Wednesday, December 22, 2010

More Memories at Christmas - Originally posted 2007

Nothing like the Christmas Pops!  A few years ago it was "ladies night out"! I went with our daughter Sarah and two of my dearest friends. If you read one of the previous week's blogs, you now that this was my second time. Lucky me!  Our daughter Rebecca and son-in-law Tyler were singing with the Tanglewood Chorus - a double treat all around!  So the previous week I went with Tyler's mother who was visiting from Utah.

Of course, typical to the weather we'd had so far that month, it was snowing when we headed to Boston. Half way there it was raining and so it continued throughout the evening in Boston. We had dinner at the Bangkok restaurant. Great Thai food! Great Pops! Great company! Great evening!

Heading home, 35 miles north of Boston, the rain became snow as we approached home and it was still snowing come morning. How could we possibly not have a white Christmas.  We did indeed!

Like many of you I'm sure, this season of sights and sounds that have become part of our traditional Christmas bring back memories of times when Mom and Dad were with us as well as our grandparents, aunts and uncles - a time when extended families lived in the same neighborhoods and saw one another just about every day of the year.

I used to love visiting my Mémère/Grandmother and no matter how little I was because she lived nearby I would pop up to her third floor tenement (today these are all called "apartments") just to say hello and give her a hug. Every year she had a crêche that looked like a log cabin that she had always said came from Canada.  I couldn't wait to see it!   She had little angels hanging from the roof of the crêche. She had made little white silk dresses for them and little wings made out of yellow cellophane. Of course, her Baby Jesus, Mary and Joseph were just the best and central part of her crêche. I never forgot the experience of going to that crêche and when I was out of school and working, the first thing I did at Christmas time was to put together a crêche of my own.

Christmas Eve we would all go to Midnight Mass. The large church would be full to bursting. When I was little I used to love to sit between my mother and my grandmother. They both had fur coats so when I would get sleepy, I could lean on one or the other and have a nice soft and comfortable "pillow" to doze a bit.  They would wake me when Mass started.

We all looked forward the the "Réveillon" that would take place at the home of our grandparents, our home or one of the aunts or uncles. We all looked forward to those "tourtières" / meat pies, ragou and apple pies that Mémère had been baking for weeks.

Back then we all grew up pretty poor. So seeing in Christmas that way meant everything to all of us. What was important was being family and being together. We did not now what it was like to exchange gifts at Christmas.
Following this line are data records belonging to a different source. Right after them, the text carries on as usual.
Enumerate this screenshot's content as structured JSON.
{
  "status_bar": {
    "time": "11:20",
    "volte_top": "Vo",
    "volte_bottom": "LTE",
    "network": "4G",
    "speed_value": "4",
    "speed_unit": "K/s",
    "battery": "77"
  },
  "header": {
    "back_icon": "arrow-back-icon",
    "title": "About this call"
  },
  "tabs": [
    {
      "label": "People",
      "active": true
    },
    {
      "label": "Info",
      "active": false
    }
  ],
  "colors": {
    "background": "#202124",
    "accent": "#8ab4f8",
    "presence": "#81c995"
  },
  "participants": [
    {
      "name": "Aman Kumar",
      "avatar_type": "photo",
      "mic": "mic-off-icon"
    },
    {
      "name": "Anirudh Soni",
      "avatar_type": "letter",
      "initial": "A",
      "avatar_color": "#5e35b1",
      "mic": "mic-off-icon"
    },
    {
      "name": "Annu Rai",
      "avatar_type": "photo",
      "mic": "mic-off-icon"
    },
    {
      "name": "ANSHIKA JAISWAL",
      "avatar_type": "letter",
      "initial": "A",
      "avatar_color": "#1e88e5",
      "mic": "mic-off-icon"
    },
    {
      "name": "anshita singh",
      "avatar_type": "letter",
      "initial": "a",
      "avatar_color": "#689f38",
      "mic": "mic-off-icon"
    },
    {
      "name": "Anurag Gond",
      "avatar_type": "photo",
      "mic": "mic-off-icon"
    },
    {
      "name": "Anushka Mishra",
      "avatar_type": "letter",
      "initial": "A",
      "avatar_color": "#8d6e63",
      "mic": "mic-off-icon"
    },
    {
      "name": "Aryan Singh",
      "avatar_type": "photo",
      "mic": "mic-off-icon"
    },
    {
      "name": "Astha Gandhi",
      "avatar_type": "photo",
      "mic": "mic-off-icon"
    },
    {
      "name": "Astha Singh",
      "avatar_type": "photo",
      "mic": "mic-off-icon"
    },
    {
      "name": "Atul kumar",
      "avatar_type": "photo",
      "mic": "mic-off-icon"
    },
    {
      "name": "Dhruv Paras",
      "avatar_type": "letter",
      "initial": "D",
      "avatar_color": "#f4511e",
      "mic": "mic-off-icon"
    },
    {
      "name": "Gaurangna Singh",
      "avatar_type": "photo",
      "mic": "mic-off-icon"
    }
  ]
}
So we never experienced the commercialism Christmas has become.

My Mémère never spoke English unless she had to so I spoke lots of French while growing up. Our parish school was staffed by the Good Shepherd Sisters knowing better as Les Soeurs du Bon-Pasteur de Quebec. So how could we not but speak French fluently. Our school days began at 7:45a.m. and ended at 3:00p.m. with an hour for lunch. In those days all of the students went home for lunch so because some lived a bit further than others, we needed an hour. The nuns would teach some of our subjects like literature, grammar, history, geography, math in English in the morning and in the afternoon they taught us the catechism, church history, French literature and French grammar in the afternoon. As I say, how could we miss not being fluent in both languages?

While we had our French parish communities, most of which had been founded by our grandparents and great grandparents, we remained fluent in French because we always had the opportunity to speak it and write it. As my cousins and extended families grew up, married and moved away from the neighborhoods that knew our footprints, so changed many of our traditions especially where speaking, reading and writing both languages were concerned. With time we all established our own Christmas traditions also.

Wherever you live and whatever your traditions, I hope you all have great memories of times past for they are worth preserving and worth sharing with our families so those who came before us are never forgotten.


Your cousin Lucie

1 comment:

Lucie LeBlanc Consentino said...

Mary sent this to me and asked that I post it for her.

Subject: Meant for your blog comments
Sent: 22 Dec '10 11:02am
Lucie, even though you and I are in the same generation, your Christmas memories sound like those my mother told. Still, my mother made sure we had Christmas traditions, too, but they didn't include my grandparents
because they lived in the Great Lakes, and we were on the west coast. They were older than most grandparents because they married so late in life; so they didn't travel in bad weather. I wish someone could tell me who put the gifts under the tree when we were at midnight Mass! We came home from Mass, had champagne, even the children, and opened our gifts.
As in your family, a big meal was enjoyed on Christmas afternoon.